:: PROBLEM TO SOLVE ::
In which lines of the data does the string "state" appear? Copy every one.

[Data about app and page elements]
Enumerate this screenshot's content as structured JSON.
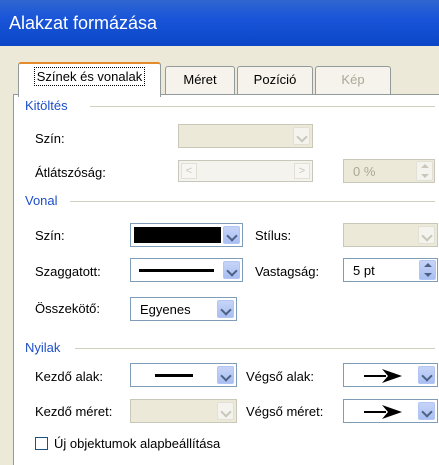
{
  "window": {
    "title": "Alakzat formázása"
  },
  "tabs": [
    {
      "label": "Színek és vonalak",
      "state": "active"
    },
    {
      "label": "Méret",
      "state": "normal"
    },
    {
      "label": "Pozíció",
      "state": "normal"
    },
    {
      "label": "Kép",
      "state": "disabled"
    }
  ],
  "fill": {
    "section_label": "Kitöltés",
    "color_label": "Szín:",
    "transparency_label": "Átlátszóság:",
    "transparency_value": "0 %"
  },
  "line": {
    "section_label": "Vonal",
    "color_label": "Szín:",
    "style_label": "Stílus:",
    "dash_label": "Szaggatott:",
    "weight_label": "Vastagság:",
    "weight_value": "5 pt",
    "connector_label": "Összekötő:",
    "connector_value": "Egyenes"
  },
  "arrows": {
    "section_label": "Nyilak",
    "begin_style_label": "Kezdő alak:",
    "end_style_label": "Végső alak:",
    "begin_size_label": "Kezdő méret:",
    "end_size_label": "Végső méret:"
  },
  "defaults": {
    "checkbox_label": "Új objektumok alapbeállítása",
    "checked": false
  },
  "colors": {
    "titlebar": "#1A55D9",
    "section_text": "#1E4FC8",
    "line_color": "#000000"
  }
}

:: RESULT OF THIS EXERCISE ::
      "state": "active"
      "state": "normal"
      "state": "normal"
      "state": "disabled"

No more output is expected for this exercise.